Strider is on the trail of that tale. Strider came to Tulane in March from the Jersey City Museum in Jersey City, N.J. As collections manager there, he oversaw the care and display of the museum's 10,000-piece collection of American art and artifacts.

At Tulane, Strider's preservation Expertise--as well as his detective Prowess--will be tested in Louisiana's heat and humidity. A database of the university art collection exists. Strider is learning about it and adding more objects to it as he inventories artwork that includes important Southern regional artists, French painters such as Hippolyte Sebron and Jean Joseph Vaudechamp and a small collection of 19th-century, neoclassic American sculpture, with Atala and Chactas as the most significant piece. Most of the art objects in Tulane's collection were gifts to the university. But there is no such thing as a free gift, says Strider.

"We are responsible for storing and caring for objects in perpetuity."

For the university to properly care for its art collection, it must protect pieces from the slow but insidious damage of light, temperature and humidity, says Strider. Cataclysmic events like floods and fires cause, well, cataclysmic harm, but day-to-day handling and display also inexorably take their toll on art.

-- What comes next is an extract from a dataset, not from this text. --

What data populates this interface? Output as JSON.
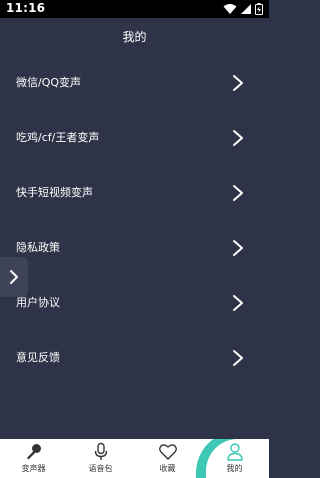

"Changes are gradual," says Strider. A watercolor may hang in an office under florescent lights or be daily struck by sunlight. "It looks the same to you everyday. You don't notice the subtle losses of pigment."

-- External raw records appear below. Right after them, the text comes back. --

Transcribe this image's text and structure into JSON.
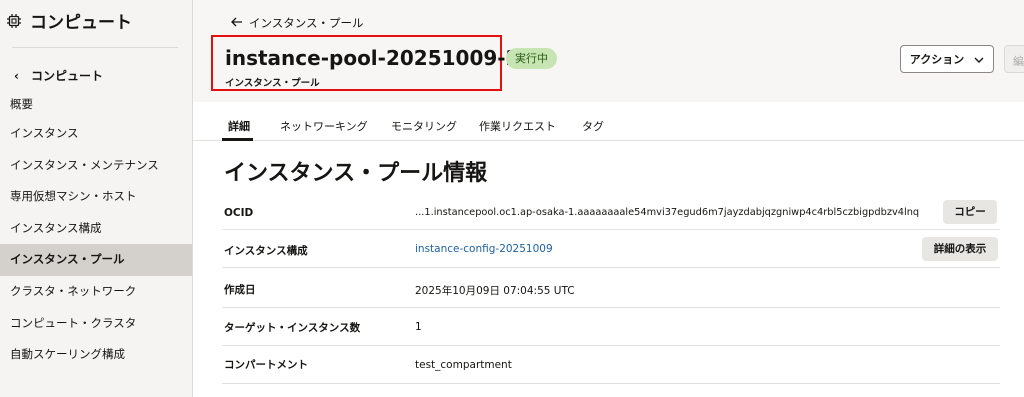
{
  "sidebar": {
    "title": "コンピュート",
    "back_label": "コンピュート",
    "items": [
      {
        "label": "概要"
      },
      {
        "label": "インスタンス"
      },
      {
        "label": "インスタンス・メンテナンス"
      },
      {
        "label": "専用仮想マシン・ホスト"
      },
      {
        "label": "インスタンス構成"
      },
      {
        "label": "インスタンス・プール"
      },
      {
        "label": "クラスタ・ネットワーク"
      },
      {
        "label": "コンピュート・クラスタ"
      },
      {
        "label": "自動スケーリング構成"
      }
    ],
    "active_index": 5
  },
  "header": {
    "breadcrumb": "インスタンス・プール",
    "title": "instance-pool-20251009-2",
    "subtitle": "インスタンス・プール",
    "status": "実行中",
    "actions_label": "アクション"
  },
  "tabs": [
    {
      "label": "詳細",
      "active": true
    },
    {
      "label": "ネットワーキング",
      "active": false
    },
    {
      "label": "モニタリング",
      "active": false
    },
    {
      "label": "作業リクエスト",
      "active": false
    },
    {
      "label": "タグ",
      "active": false
    }
  ],
  "details": {
    "section_title": "インスタンス・プール情報",
    "rows": [
      {
        "label": "OCID",
        "value": "...1.instancepool.oc1.ap-osaka-1.aaaaaaaale54mvi37egud6m7jayzdabjqzgniwp4c4rbl5czbigpdbzv4lnq",
        "button": "コピー"
      },
      {
        "label": "インスタンス構成",
        "value": "instance-config-20251009",
        "button": "詳細の表示"
      },
      {
        "label": "作成日",
        "value": "2025年10月09日 07:04:55 UTC"
      },
      {
        "label": "ターゲット・インスタンス数",
        "value": "1"
      },
      {
        "label": "コンパートメント",
        "value": "test_compartment"
      }
    ]
  },
  "colors": {
    "highlight_box": "#e41010",
    "status_bg": "#c6e5b3",
    "link": "#2161a0",
    "active_sidebar": "#d4d1cc"
  },
  "icons": {
    "sidebar_title": "chip-icon",
    "back": "chevron-left-icon",
    "breadcrumb": "arrow-left-icon",
    "actions": "chevron-down-icon"
  }
}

Strider says he'd be happy to consult with anyone on campus who has Tulane art anywhere. "It makes the university look good to take care of what is has," he says. And people are more likely to give more gifts of art if they know the university appreciates and cares for what it has.

The Newcomb Art Gallery has the role of guardian to the university art collections. Strider reports to Erik Neil, director of the gallery. He also reports to Anne Banos, chief of staff and vice president.

Banos says, "We're thrilled to have him. We think it's a positive move for us to account for and protect our beautiful art collection so that as many people as possible can have access to it and enjoy it."

Strider is beginning the task of moving valuable art objects long stored in the basement of Howard- Tilton Memorial Library and other campus locations to a secure, climate- controlled storage warehouse that is being outfitted this summer. He's identifying what is most valuable, both monetarily and culturally.

"I would like to think that everybody will work together to give the objects the best possible care. I don't want to paint myself as a big expert. There are a lot of people on campus who deal with art history and historical artifacts. My challenge is to get information to people about collections care."

Citation information:

Page accessed: Saturday, November 29, 2014
Page URL: http://tulane.edu/news/releases/archive/2004/care_for_art_tells_the_tale.cfm

Tulane University, New Orleans, LA 70118 504-865-5000 website@tulane.edu